BRIEF:
Keep each line of the material that includes "JSON", and leave out the rest.

EXCERPTED DATA:
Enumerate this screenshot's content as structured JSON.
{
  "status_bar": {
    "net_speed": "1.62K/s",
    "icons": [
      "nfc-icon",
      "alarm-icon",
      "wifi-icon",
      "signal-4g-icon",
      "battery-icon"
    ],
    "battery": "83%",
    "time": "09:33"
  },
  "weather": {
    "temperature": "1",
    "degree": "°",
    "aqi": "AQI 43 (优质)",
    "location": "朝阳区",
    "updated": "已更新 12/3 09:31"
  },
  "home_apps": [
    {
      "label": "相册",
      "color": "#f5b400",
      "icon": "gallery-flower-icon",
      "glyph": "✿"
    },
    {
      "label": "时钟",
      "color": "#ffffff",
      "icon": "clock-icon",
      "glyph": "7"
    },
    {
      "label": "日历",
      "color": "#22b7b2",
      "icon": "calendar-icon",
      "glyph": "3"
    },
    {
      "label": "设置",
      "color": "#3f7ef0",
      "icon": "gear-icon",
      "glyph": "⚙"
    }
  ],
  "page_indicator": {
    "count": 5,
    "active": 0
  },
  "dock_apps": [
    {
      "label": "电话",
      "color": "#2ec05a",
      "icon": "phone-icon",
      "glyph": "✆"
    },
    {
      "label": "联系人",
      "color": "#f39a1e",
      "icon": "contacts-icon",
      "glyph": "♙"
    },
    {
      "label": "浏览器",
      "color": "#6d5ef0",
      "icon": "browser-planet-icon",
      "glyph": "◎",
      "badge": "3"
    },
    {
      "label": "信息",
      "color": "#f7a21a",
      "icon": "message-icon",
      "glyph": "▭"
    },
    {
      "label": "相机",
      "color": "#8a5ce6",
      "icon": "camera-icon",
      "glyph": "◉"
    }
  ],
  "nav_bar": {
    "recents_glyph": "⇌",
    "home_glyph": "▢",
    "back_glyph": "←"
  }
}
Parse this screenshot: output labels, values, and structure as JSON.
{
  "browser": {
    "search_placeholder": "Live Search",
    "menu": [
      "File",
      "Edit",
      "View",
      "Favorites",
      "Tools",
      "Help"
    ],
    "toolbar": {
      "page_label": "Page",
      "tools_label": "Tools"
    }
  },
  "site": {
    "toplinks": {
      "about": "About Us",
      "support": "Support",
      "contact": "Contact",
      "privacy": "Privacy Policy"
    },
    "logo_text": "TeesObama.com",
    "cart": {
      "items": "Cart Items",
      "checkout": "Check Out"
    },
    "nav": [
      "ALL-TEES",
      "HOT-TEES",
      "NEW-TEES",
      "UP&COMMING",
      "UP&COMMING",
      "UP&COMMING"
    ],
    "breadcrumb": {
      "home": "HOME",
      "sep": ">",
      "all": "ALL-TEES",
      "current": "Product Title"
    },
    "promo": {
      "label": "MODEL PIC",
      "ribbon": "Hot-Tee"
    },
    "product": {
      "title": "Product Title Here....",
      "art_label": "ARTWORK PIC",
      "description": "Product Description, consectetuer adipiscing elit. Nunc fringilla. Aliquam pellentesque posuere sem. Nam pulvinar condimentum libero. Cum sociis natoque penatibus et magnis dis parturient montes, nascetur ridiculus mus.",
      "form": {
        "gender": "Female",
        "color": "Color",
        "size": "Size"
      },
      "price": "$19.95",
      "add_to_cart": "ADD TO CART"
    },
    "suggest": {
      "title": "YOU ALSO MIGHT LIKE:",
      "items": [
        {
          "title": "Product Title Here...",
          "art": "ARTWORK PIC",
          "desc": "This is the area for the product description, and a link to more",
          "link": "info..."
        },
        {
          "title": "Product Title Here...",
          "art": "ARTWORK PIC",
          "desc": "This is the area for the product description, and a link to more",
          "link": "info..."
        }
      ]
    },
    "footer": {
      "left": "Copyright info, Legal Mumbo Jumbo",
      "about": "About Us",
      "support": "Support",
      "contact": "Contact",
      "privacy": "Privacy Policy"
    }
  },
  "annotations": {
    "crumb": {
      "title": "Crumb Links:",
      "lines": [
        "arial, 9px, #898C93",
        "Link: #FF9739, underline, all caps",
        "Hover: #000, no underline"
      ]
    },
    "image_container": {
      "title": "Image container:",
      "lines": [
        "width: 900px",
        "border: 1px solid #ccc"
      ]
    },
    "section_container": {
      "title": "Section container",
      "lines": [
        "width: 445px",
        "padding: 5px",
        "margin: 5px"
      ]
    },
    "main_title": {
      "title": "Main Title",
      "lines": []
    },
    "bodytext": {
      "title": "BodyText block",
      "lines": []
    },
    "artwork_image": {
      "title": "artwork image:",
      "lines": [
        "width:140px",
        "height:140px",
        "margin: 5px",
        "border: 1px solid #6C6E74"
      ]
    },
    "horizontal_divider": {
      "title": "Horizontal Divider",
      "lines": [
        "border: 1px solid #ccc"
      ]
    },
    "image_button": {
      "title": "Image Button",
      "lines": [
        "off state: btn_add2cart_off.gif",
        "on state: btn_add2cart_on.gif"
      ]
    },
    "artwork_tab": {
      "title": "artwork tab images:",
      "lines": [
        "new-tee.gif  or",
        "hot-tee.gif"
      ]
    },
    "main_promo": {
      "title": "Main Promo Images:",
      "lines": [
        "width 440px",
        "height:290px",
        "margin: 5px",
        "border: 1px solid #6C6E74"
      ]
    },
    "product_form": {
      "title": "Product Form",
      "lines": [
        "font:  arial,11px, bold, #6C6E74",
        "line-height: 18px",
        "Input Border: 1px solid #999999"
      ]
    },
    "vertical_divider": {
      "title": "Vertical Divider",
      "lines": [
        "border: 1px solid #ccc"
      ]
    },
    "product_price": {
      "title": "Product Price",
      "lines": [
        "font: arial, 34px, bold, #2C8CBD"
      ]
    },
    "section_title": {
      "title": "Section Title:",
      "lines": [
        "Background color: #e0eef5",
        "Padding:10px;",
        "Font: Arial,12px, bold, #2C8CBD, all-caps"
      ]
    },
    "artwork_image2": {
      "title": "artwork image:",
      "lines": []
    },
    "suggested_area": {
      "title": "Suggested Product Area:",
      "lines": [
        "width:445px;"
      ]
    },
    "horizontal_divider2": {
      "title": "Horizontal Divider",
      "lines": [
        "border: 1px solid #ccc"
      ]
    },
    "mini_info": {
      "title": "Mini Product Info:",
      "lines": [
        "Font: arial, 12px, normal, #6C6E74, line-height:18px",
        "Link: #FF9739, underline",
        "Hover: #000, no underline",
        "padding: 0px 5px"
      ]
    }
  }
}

ANSWER TO THIS TASK:
Enumerate this screenshot's content as structured JSON.
Parse this screenshot: output labels, values, and structure as JSON.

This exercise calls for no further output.